Claims Made vs. Occurrence Part III
Limiting Your Exposure Liability Claims
Every salon owner needs professional liability insurance that protects them against claims made by customers who have suffered burns from overexposure or who have had a photosensitive reaction. Since personal injury claims easily can run into the hundreds of thousands of dollars, it should come as no surprise that a liability limit of $1 million no longer can be considered excessive, even for the smallest salon. Fortunately, the cost of this coverage is actually quite reasonable.However, of more pressing concern for salon owners is the availability of occurrence form professional liability policies. Until just a few years ago, most insurance companies only would underwrite professional liability for tanning salons on a claims-made basis. Broadly speaking, "claims made" means that the policy had to be in effect when the claim is made in order for a claim to be covered. However, some insurance companies today offer professional liability on an occurrence basis which, as you may have guessed, provides coverage for claims that fall outside the "occurrence" definition.
For example, if a claim is made against a salon one year--or even three years--after its policy has expired, an occurrence-based policy would give the salon owner liability protection up to the limits of insurance in effect at the time of the negligent event, even if they currently have no insurance protection at all.
Tip: Many insurance agents recommend that salon owners purchase professional liability on an "occurrence" basis instead of a "claims-made" basis whenever possible. Therefore, it may benefit salon owners to seek out the services of a specialized agency, such as Universal Insurance, that offers both types of coverage to find out which form is best for their needs.
If a salon owner is hit with a lawsuit, and the claim is covered, your insurance company will come to your defense. But as the old saying goes, "An ounce of prevention is worth a pound of cure." The best course of action for you, as a salon owner, is to limit your exposure in advance by minimizing potential risks. The five steps outlined below can help a salon owner get started.
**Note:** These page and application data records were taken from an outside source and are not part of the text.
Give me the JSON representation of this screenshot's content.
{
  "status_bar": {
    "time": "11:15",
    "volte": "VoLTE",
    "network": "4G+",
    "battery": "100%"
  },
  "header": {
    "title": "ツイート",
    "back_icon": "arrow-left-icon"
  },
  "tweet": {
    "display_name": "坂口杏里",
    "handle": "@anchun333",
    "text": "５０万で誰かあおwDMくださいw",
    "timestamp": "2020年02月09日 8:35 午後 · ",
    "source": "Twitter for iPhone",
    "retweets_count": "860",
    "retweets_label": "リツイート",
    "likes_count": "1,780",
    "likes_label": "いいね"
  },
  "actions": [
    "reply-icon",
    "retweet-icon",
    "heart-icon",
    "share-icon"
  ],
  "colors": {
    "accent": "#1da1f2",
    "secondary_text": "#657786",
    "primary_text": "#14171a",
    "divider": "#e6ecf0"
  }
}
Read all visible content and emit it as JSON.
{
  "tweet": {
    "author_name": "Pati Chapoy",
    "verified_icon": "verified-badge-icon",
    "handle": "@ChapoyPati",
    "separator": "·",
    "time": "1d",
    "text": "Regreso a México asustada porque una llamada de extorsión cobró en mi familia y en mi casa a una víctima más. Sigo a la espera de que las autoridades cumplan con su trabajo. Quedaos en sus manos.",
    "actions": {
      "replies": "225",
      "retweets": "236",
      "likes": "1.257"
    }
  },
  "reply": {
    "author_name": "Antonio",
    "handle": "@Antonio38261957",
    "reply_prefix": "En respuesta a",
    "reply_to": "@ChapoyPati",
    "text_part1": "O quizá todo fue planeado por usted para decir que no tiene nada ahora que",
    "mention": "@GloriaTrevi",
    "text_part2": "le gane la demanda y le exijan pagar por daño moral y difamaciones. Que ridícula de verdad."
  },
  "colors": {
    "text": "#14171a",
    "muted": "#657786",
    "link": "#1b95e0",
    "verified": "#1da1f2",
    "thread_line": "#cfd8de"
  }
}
Even if you are already familiar with these procedures, you may wish to discuss them with your employees and explain why these practices are necessary.
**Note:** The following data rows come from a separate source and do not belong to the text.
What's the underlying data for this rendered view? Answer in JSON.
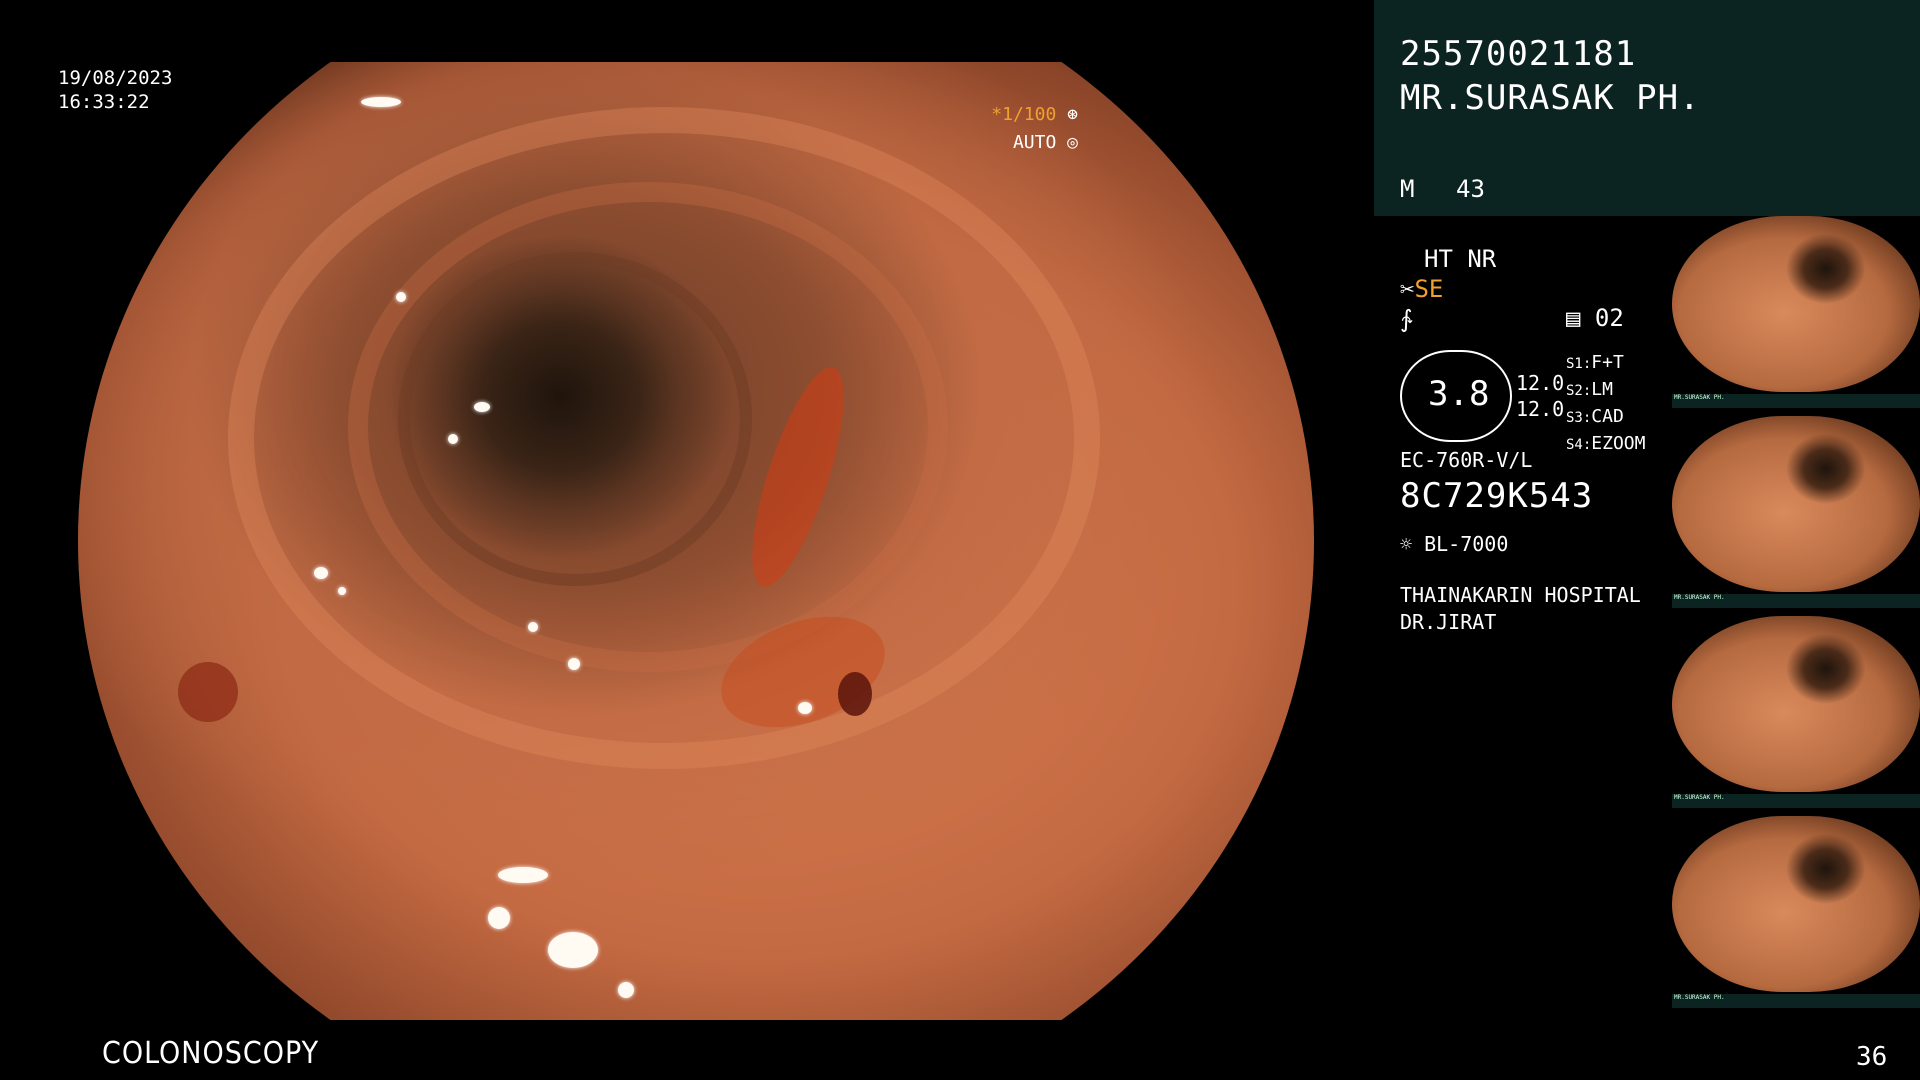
{
  "overlay": {
    "date": "19/08/2023",
    "time": "16:33:22",
    "shutter_speed": "1/100",
    "exposure_mode": "AUTO",
    "exam_type": "COLONOSCOPY",
    "image_count": "36"
  },
  "patient": {
    "id": "25570021181",
    "name": "MR.SURASAK PH.",
    "sex": "M",
    "age": "43"
  },
  "settings": {
    "line1": "HT NR",
    "line2": "SE",
    "mode_number": "02",
    "gauge_value": "3.8",
    "gauge_side_1": "12.0",
    "gauge_side_2": "12.0",
    "switches": [
      {
        "key": "S1:",
        "value": "F+T"
      },
      {
        "key": "S2:",
        "value": "LM"
      },
      {
        "key": "S3:",
        "value": "CAD"
      },
      {
        "key": "S4:",
        "value": "EZOOM"
      }
    ]
  },
  "scope": {
    "model": "EC-760R-V/L",
    "serial": "8C729K543",
    "light_source": "BL-7000"
  },
  "institution": {
    "hospital": "THAINAKARIN HOSPITAL",
    "doctor": "DR.JIRAT"
  },
  "thumbnails": [
    {
      "caption": "MR.SURASAK PH."
    },
    {
      "caption": "MR.SURASAK PH."
    },
    {
      "caption": "MR.SURASAK PH."
    },
    {
      "caption": "MR.SURASAK PH."
    }
  ],
  "colors": {
    "accent": "#f0a030",
    "panel": "#0b2321"
  },
  "icons": [
    "aperture-icon",
    "iris-icon",
    "scissors-icon",
    "signal-icon",
    "memory-icon",
    "lamp-icon"
  ]
}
Five-Step Plan for Limiting Your Liability Exposure
1. Review warnings and safety procedures with every new customer and make sure they are included in the literature that you provide. Make the customer aware that risks do exist and that there also may be risks as yet undiscovered. Explain the procedures that are in place to reduce those risks (such as protective eyewear and timers) and be sure customers understand their own roles in this process.
2. Secure written proof that you have fully warned your customers about known risks. You want to document that you have advised your customer that various risks might exist and that your customer consents to proceed with the service only after considering those risks and securing the advice of a physician, if he or she wishes to do so. Make sure the customer discloses a fairly complete medical history and be sure you and your staff know what might be problem signals in that history. If in doubt, request a release or consent form from the client's physician. Whenever possible, have customers sign clearly worded releases of liability.
3. Watch out for customers who demand extra long and overly frequent sessions. Observe and document their behavior, as well as any discussions you may have with them about it. Make sure you and your staff keep good records about and relating to each customer. Check with customers to be sure they are happy with the service provided and listen to their complaints.
4. Conduct regular follow-up quality control of your equipment, your methods of operation and your staff. Have regular training sessions and keep records. If you do not work in the salon, find competent managers and check up on them periodically without warning. Make sure the salon looks professional--it's good for business and enhances the impression that you know what you are doing. Never oversell. Each staff member should have some sales know-how; however, customers will complain if they feel pressured.
5. In the event of a claim, be sure to notify your insurance carrier promptly. If the claim is covered, many insurance policies require that the insurer provide defense counsel. In such a case, the insurance company's counsel owes a primary duty of loyalty to the insured or his or her client. A full, frank and honest discussion with an attorney may reduce the cost and expense of a lawsuit and promote settlement where appropriate.
Universal Insurance Facilities, Ltd. offers a variety of flexible and affordable coverage designed to fit every size salon and is the only agency that currently offers claims-made coverage and occurrence form professional liability policies. To get more information on these or any of Universal's other specialized tanning salon insurance coverage, please contact Universal Insurance Facilities, Ltd., P.O. Box 5400, Scottsdale, AZ 85261, (800) 844-2101, fax (602) 970-6240.